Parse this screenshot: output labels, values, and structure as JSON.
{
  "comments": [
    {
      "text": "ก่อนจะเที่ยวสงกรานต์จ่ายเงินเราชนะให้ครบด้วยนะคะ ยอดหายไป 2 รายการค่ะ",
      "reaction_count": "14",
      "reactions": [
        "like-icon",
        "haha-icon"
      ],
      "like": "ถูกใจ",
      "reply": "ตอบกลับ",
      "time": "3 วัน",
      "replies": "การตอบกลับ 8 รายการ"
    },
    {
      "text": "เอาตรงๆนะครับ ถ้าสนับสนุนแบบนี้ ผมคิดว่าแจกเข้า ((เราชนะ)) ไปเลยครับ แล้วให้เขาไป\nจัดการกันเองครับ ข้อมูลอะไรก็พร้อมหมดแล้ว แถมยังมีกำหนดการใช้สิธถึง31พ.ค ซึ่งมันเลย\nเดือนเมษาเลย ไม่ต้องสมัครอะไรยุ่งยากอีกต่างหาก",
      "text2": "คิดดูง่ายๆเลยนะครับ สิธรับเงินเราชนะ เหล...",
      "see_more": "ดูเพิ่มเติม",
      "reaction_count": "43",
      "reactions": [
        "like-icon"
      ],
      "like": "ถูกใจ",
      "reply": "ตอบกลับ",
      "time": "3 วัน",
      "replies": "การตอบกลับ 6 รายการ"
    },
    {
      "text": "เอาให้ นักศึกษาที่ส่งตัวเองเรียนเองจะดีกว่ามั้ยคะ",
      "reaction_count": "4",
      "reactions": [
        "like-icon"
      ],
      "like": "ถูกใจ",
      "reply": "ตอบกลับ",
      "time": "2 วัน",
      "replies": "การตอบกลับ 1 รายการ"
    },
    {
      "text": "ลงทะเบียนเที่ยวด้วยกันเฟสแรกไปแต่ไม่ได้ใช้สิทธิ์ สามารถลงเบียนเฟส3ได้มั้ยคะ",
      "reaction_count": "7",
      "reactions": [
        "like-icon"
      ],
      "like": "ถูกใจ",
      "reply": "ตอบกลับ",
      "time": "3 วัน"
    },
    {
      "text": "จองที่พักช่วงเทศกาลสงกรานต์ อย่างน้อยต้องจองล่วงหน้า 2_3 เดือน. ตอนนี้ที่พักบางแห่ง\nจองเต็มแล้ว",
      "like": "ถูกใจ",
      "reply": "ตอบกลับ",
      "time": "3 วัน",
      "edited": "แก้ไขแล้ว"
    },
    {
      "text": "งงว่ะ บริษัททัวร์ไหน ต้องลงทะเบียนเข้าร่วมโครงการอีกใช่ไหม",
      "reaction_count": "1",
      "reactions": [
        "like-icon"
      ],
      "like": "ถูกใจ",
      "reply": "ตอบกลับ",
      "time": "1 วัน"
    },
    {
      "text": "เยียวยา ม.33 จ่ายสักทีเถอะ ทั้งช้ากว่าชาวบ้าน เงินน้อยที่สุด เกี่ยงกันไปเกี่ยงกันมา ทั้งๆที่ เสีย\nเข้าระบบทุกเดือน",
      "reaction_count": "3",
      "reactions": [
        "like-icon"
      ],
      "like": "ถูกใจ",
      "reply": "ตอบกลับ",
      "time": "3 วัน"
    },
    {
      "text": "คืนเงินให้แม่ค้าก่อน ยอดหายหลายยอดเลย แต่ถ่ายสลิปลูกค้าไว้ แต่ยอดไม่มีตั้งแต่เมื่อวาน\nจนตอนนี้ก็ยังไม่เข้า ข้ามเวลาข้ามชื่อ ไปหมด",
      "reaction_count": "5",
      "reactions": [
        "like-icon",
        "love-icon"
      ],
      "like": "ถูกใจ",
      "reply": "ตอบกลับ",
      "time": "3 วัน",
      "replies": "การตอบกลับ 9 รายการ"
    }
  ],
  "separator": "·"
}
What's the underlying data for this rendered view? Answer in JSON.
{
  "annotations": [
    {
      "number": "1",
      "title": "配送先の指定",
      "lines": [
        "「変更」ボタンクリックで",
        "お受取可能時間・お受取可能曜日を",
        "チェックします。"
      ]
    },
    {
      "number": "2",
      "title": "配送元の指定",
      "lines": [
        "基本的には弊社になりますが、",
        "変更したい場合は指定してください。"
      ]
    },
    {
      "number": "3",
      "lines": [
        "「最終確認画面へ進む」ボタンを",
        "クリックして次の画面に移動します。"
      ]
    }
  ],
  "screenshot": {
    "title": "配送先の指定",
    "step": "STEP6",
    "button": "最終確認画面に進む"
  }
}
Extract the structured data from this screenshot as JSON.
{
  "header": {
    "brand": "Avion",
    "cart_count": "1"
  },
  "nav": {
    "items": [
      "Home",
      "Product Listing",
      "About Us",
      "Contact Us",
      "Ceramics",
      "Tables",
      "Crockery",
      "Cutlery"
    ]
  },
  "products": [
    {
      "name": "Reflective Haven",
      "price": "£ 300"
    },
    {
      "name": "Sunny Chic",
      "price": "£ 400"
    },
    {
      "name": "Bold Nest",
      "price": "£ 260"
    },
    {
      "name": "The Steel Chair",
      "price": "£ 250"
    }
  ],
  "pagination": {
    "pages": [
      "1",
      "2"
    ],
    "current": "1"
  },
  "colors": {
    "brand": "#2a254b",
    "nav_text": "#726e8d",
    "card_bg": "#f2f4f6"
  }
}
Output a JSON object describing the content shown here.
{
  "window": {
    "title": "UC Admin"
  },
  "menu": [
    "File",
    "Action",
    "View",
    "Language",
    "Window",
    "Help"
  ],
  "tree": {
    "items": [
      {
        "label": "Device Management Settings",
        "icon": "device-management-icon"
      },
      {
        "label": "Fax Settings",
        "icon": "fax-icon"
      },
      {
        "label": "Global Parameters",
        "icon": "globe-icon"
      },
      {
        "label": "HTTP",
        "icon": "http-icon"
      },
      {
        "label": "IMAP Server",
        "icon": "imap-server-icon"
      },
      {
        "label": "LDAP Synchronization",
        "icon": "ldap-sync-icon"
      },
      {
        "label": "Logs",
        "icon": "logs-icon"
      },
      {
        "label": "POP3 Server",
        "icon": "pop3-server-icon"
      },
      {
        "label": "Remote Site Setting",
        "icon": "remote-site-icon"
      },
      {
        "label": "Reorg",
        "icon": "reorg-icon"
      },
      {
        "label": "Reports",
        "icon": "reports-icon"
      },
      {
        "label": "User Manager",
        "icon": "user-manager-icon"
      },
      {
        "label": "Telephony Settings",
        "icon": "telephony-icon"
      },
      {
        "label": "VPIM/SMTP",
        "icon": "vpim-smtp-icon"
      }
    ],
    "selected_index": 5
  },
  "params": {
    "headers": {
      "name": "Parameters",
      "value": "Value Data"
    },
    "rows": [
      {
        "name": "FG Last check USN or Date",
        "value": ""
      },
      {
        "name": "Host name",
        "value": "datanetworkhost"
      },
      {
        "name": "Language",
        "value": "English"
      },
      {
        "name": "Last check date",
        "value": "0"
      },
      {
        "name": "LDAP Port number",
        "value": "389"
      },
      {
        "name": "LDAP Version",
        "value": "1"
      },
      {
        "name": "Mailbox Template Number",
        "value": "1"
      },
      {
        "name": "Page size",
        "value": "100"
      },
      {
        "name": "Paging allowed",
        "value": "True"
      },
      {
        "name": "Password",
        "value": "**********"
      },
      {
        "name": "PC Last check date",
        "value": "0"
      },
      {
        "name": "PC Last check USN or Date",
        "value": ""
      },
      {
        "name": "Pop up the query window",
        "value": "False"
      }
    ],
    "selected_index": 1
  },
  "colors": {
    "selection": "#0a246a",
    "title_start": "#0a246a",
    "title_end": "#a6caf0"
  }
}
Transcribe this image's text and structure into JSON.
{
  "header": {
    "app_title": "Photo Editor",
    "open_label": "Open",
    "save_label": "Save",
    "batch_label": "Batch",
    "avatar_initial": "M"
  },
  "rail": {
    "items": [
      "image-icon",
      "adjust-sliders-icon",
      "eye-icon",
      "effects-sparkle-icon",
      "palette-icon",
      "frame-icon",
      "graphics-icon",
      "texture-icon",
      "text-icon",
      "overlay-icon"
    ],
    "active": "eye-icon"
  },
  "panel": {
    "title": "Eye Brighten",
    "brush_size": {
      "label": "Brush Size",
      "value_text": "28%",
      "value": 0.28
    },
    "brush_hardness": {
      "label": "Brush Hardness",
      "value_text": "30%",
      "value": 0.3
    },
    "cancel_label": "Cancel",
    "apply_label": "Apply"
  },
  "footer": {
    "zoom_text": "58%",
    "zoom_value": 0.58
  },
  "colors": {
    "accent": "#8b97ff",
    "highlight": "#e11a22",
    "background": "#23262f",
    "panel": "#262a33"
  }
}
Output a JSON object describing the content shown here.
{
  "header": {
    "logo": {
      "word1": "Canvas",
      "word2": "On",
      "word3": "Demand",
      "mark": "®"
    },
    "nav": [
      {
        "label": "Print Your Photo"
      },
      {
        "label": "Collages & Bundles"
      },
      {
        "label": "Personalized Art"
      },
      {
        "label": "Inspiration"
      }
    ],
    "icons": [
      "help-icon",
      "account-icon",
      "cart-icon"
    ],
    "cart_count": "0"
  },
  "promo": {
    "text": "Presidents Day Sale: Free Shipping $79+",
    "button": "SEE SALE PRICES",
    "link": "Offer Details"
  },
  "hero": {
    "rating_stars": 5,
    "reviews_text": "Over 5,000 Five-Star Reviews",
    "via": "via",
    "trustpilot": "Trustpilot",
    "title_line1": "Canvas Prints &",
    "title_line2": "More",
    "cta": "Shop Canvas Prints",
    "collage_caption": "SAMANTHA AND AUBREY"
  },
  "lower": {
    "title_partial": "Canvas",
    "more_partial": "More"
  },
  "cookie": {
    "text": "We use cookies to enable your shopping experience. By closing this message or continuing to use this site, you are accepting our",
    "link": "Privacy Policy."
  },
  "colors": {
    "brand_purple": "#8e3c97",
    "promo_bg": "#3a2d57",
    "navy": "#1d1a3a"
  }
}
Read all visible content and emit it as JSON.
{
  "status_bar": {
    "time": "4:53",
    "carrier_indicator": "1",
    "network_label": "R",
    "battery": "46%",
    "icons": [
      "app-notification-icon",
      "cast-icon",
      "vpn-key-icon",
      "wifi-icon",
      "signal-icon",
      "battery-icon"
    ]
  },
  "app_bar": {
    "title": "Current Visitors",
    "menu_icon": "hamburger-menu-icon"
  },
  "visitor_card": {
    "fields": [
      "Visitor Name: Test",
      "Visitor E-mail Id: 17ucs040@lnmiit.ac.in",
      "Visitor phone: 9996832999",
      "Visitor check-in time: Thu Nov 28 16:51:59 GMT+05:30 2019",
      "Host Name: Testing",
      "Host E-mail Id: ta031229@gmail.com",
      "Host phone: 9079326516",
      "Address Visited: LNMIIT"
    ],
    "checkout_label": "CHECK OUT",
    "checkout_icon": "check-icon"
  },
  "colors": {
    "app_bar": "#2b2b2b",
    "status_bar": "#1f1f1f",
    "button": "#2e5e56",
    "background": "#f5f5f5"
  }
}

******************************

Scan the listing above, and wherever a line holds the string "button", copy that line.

= Response box =
    "button": "最終確認画面に進む"
    "button": "SEE SALE PRICES",
    "button": "#2e5e56",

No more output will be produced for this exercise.